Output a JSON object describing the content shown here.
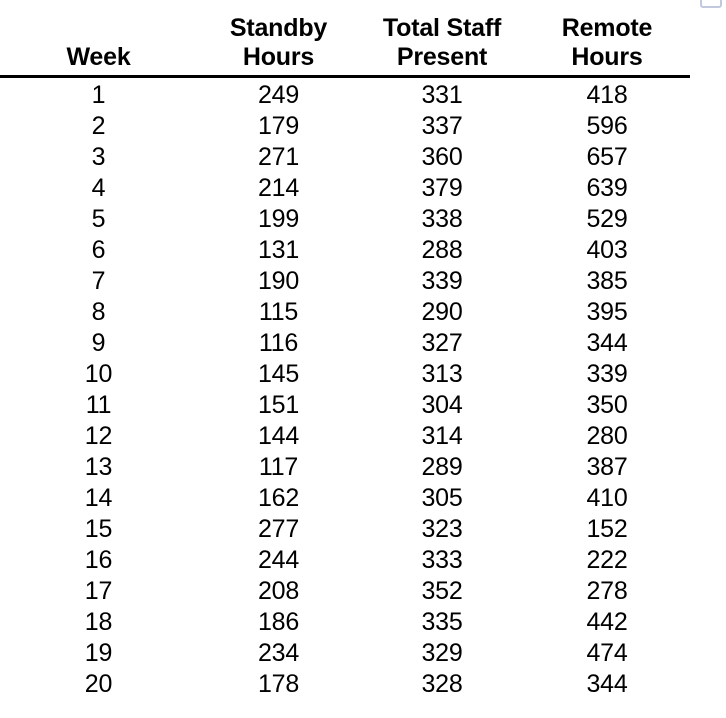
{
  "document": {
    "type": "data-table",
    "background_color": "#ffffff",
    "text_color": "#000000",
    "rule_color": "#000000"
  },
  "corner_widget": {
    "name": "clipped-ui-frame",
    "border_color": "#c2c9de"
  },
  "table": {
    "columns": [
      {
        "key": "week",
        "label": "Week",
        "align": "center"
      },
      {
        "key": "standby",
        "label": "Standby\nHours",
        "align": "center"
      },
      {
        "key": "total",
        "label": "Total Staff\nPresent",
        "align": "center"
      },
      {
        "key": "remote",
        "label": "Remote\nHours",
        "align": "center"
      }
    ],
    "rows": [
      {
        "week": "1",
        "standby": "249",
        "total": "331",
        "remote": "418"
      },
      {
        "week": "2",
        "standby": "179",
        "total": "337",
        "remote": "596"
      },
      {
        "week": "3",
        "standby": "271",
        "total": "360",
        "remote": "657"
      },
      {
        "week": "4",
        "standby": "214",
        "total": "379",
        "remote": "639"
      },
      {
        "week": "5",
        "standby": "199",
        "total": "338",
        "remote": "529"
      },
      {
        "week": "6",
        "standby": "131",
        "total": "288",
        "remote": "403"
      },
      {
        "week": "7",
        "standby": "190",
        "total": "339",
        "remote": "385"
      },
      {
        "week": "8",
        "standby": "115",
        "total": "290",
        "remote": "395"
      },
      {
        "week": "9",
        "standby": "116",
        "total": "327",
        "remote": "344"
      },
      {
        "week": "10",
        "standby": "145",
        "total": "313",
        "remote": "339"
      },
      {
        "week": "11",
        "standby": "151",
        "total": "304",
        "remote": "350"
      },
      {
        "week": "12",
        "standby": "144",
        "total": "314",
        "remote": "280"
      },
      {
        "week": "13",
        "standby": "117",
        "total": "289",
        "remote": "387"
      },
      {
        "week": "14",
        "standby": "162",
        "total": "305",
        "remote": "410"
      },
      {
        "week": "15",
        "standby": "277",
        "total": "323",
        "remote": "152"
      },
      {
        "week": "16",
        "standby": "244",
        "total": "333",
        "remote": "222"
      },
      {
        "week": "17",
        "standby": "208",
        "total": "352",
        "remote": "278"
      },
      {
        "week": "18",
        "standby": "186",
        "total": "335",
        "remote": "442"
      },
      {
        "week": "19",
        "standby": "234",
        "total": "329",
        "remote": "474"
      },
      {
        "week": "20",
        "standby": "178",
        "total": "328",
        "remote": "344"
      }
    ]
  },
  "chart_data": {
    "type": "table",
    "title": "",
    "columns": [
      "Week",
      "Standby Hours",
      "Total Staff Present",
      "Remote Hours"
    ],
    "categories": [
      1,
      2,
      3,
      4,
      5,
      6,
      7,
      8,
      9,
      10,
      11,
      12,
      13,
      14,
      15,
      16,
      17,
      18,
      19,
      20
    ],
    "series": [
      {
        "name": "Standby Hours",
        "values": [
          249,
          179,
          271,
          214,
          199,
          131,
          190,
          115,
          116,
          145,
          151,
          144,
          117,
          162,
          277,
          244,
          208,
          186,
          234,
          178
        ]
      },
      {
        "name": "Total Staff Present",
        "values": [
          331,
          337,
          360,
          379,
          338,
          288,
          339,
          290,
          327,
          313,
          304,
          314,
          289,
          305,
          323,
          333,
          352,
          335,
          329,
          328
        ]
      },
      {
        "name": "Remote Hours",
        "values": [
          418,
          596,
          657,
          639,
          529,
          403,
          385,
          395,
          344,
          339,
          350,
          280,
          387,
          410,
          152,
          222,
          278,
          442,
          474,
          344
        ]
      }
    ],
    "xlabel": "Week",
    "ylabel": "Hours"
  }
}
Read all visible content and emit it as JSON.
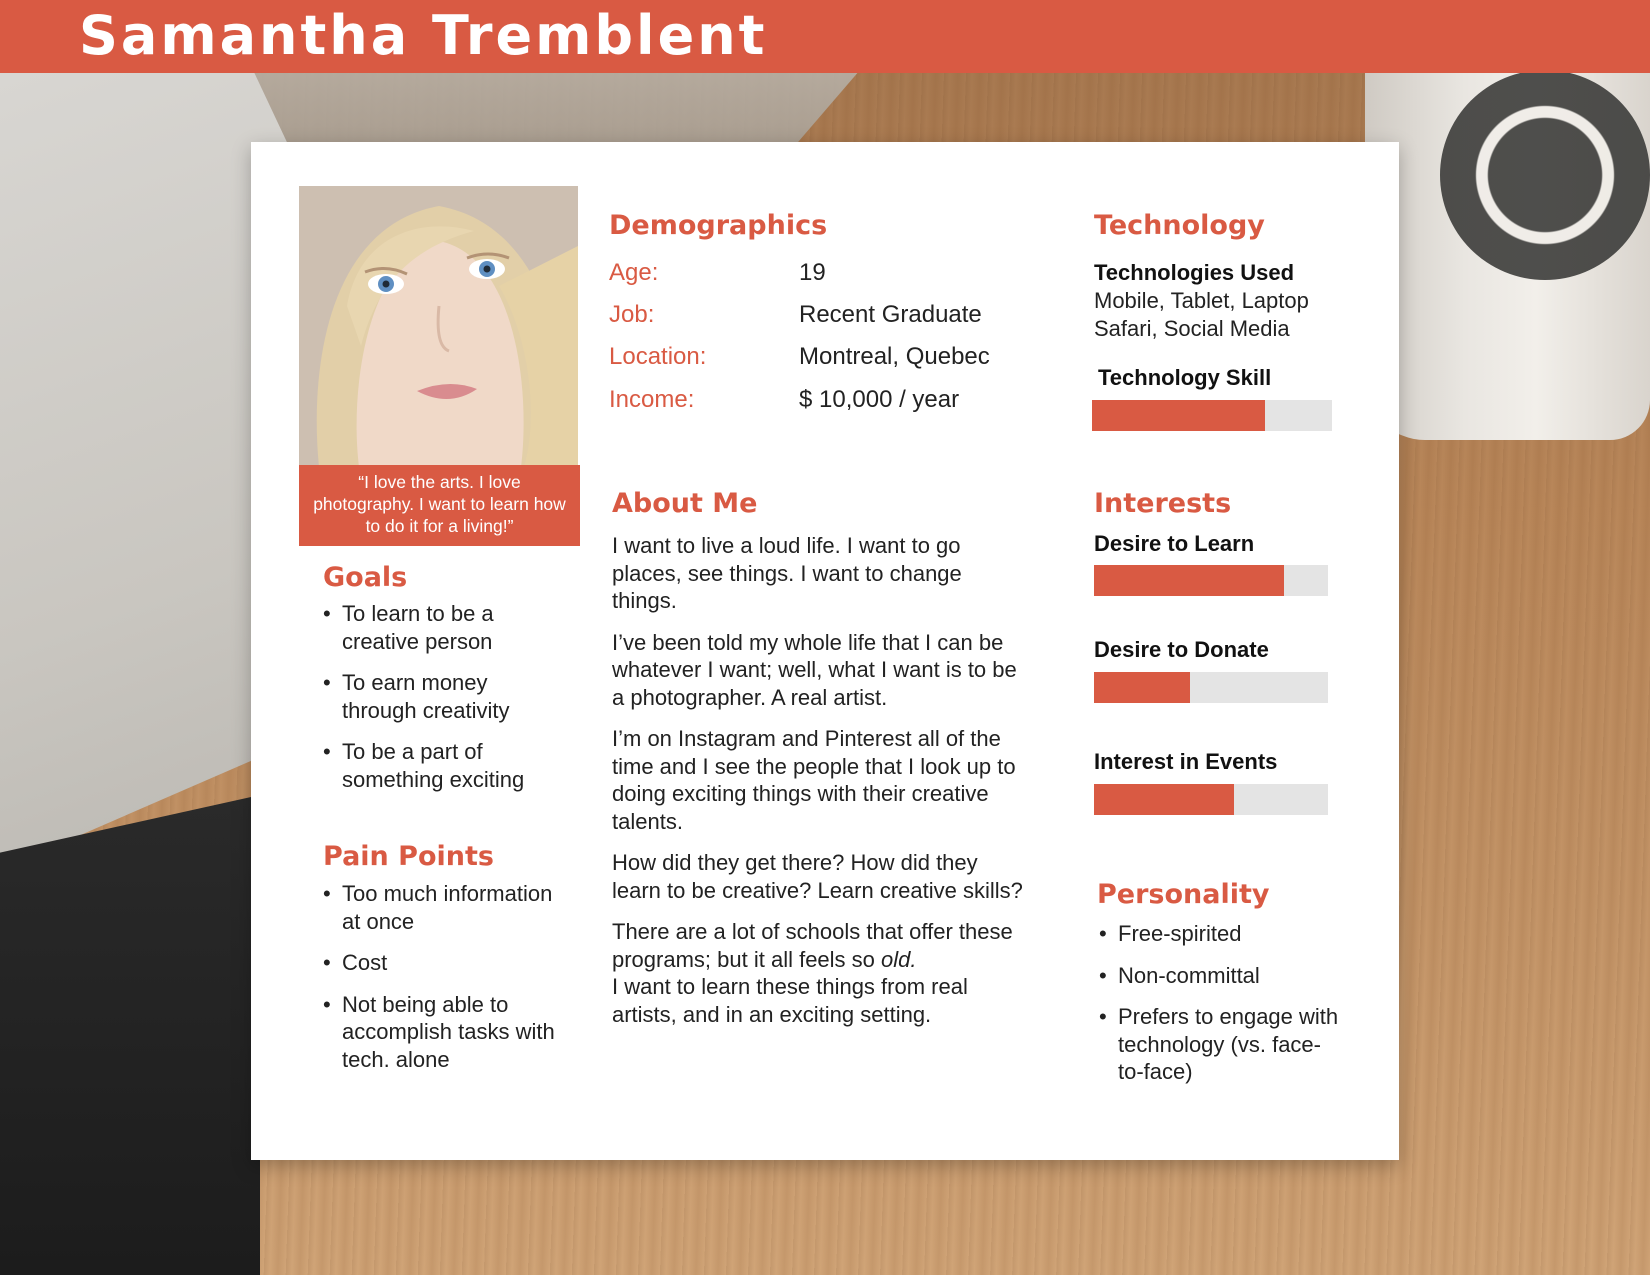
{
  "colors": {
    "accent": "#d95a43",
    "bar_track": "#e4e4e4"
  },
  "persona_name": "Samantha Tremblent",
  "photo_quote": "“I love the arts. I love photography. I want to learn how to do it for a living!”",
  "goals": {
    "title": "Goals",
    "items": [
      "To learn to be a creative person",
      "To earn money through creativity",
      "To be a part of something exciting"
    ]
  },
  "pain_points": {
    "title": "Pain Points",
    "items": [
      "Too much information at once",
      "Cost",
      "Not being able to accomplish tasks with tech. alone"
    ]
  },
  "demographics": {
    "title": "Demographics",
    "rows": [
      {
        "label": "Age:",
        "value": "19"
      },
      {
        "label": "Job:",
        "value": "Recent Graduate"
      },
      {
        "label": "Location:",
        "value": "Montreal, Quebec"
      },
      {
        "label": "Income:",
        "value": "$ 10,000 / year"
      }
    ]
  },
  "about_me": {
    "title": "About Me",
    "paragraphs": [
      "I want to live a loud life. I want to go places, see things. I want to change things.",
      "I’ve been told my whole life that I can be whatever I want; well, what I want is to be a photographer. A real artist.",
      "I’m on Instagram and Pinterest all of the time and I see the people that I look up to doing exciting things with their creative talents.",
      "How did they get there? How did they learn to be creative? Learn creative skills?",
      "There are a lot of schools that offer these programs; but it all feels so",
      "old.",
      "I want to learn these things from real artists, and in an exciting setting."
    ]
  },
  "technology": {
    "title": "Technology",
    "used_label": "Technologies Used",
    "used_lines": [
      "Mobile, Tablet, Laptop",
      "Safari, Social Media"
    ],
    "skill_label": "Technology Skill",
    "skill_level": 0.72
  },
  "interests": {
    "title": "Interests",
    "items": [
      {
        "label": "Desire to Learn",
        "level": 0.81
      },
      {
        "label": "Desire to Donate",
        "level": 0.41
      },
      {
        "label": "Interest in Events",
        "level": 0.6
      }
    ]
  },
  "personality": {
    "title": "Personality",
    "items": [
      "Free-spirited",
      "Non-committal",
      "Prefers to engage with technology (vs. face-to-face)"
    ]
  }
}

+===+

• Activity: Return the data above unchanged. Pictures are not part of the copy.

• Task answer:
Output a JSON object describing the content shown here.
{
  "document": {
    "type": "data-table",
    "background_color": "#ffffff",
    "text_color": "#000000",
    "rule_color": "#000000"
  },
  "corner_widget": {
    "name": "clipped-ui-frame",
    "border_color": "#c2c9de"
  },
  "table": {
    "columns": [
      {
        "key": "week",
        "label": "Week",
        "align": "center"
      },
      {
        "key": "standby",
        "label": "Standby\nHours",
        "align": "center"
      },
      {
        "key": "total",
        "label": "Total Staff\nPresent",
        "align": "center"
      },
      {
        "key": "remote",
        "label": "Remote\nHours",
        "align": "center"
      }
    ],
    "rows": [
      {
        "week": "1",
        "standby": "249",
        "total": "331",
        "remote": "418"
      },
      {
        "week": "2",
        "standby": "179",
        "total": "337",
        "remote": "596"
      },
      {
        "week": "3",
        "standby": "271",
        "total": "360",
        "remote": "657"
      },
      {
        "week": "4",
        "standby": "214",
        "total": "379",
        "remote": "639"
      },
      {
        "week": "5",
        "standby": "199",
        "total": "338",
        "remote": "529"
      },
      {
        "week": "6",
        "standby": "131",
        "total": "288",
        "remote": "403"
      },
      {
        "week": "7",
        "standby": "190",
        "total": "339",
        "remote": "385"
      },
      {
        "week": "8",
        "standby": "115",
        "total": "290",
        "remote": "395"
      },
      {
        "week": "9",
        "standby": "116",
        "total": "327",
        "remote": "344"
      },
      {
        "week": "10",
        "standby": "145",
        "total": "313",
        "remote": "339"
      },
      {
        "week": "11",
        "standby": "151",
        "total": "304",
        "remote": "350"
      },
      {
        "week": "12",
        "standby": "144",
        "total": "314",
        "remote": "280"
      },
      {
        "week": "13",
        "standby": "117",
        "total": "289",
        "remote": "387"
      },
      {
        "week": "14",
        "standby": "162",
        "total": "305",
        "remote": "410"
      },
      {
        "week": "15",
        "standby": "277",
        "total": "323",
        "remote": "152"
      },
      {
        "week": "16",
        "standby": "244",
        "total": "333",
        "remote": "222"
      },
      {
        "week": "17",
        "standby": "208",
        "total": "352",
        "remote": "278"
      },
      {
        "week": "18",
        "standby": "186",
        "total": "335",
        "remote": "442"
      },
      {
        "week": "19",
        "standby": "234",
        "total": "329",
        "remote": "474"
      },
      {
        "week": "20",
        "standby": "178",
        "total": "328",
        "remote": "344"
      }
    ]
  },
  "chart_data": {
    "type": "table",
    "title": "",
    "columns": [
      "Week",
      "Standby Hours",
      "Total Staff Present",
      "Remote Hours"
    ],
    "categories": [
      1,
      2,
      3,
      4,
      5,
      6,
      7,
      8,
      9,
      10,
      11,
      12,
      13,
      14,
      15,
      16,
      17,
      18,
      19,
      20
    ],
    "series": [
      {
        "name": "Standby Hours",
        "values": [
          249,
          179,
          271,
          214,
          199,
          131,
          190,
          115,
          116,
          145,
          151,
          144,
          117,
          162,
          277,
          244,
          208,
          186,
          234,
          178
        ]
      },
      {
        "name": "Total Staff Present",
        "values": [
          331,
          337,
          360,
          379,
          338,
          288,
          339,
          290,
          327,
          313,
          304,
          314,
          289,
          305,
          323,
          333,
          352,
          335,
          329,
          328
        ]
      },
      {
        "name": "Remote Hours",
        "values": [
          418,
          596,
          657,
          639,
          529,
          403,
          385,
          395,
          344,
          339,
          350,
          280,
          387,
          410,
          152,
          222,
          278,
          442,
          474,
          344
        ]
      }
    ],
    "xlabel": "Week",
    "ylabel": "Hours"
  }
}
Read all visible content and emit it as JSON.
{
  "colors": {
    "accent": "#d95a43",
    "bar_track": "#e4e4e4"
  },
  "persona_name": "Samantha Tremblent",
  "photo_quote": "“I love the arts. I love photography. I want to learn how to do it for a living!”",
  "goals": {
    "title": "Goals",
    "items": [
      "To learn to be a creative person",
      "To earn money through creativity",
      "To be a part of something exciting"
    ]
  },
  "pain_points": {
    "title": "Pain Points",
    "items": [
      "Too much information at once",
      "Cost",
      "Not being able to accomplish tasks with tech. alone"
    ]
  },
  "demographics": {
    "title": "Demographics",
    "rows": [
      {
        "label": "Age:",
        "value": "19"
      },
      {
        "label": "Job:",
        "value": "Recent Graduate"
      },
      {
        "label": "Location:",
        "value": "Montreal, Quebec"
      },
      {
        "label": "Income:",
        "value": "$ 10,000 / year"
      }
    ]
  },
  "about_me": {
    "title": "About Me",
    "paragraphs": [
      "I want to live a loud life. I want to go places, see things. I want to change things.",
      "I’ve been told my whole life that I can be whatever I want; well, what I want is to be a photographer. A real artist.",
      "I’m on Instagram and Pinterest all of the time and I see the people that I look up to doing exciting things with their creative talents.",
      "How did they get there? How did they learn to be creative? Learn creative skills?",
      "There are a lot of schools that offer these programs; but it all feels so",
      "old.",
      "I want to learn these things from real artists, and in an exciting setting."
    ]
  },
  "technology": {
    "title": "Technology",
    "used_label": "Technologies Used",
    "used_lines": [
      "Mobile, Tablet, Laptop",
      "Safari, Social Media"
    ],
    "skill_label": "Technology Skill",
    "skill_level": 0.72
  },
  "interests": {
    "title": "Interests",
    "items": [
      {
        "label": "Desire to Learn",
        "level": 0.81
      },
      {
        "label": "Desire to Donate",
        "level": 0.41
      },
      {
        "label": "Interest in Events",
        "level": 0.6
      }
    ]
  },
  "personality": {
    "title": "Personality",
    "items": [
      "Free-spirited",
      "Non-committal",
      "Prefers to engage with technology (vs. face-to-face)"
    ]
  }
}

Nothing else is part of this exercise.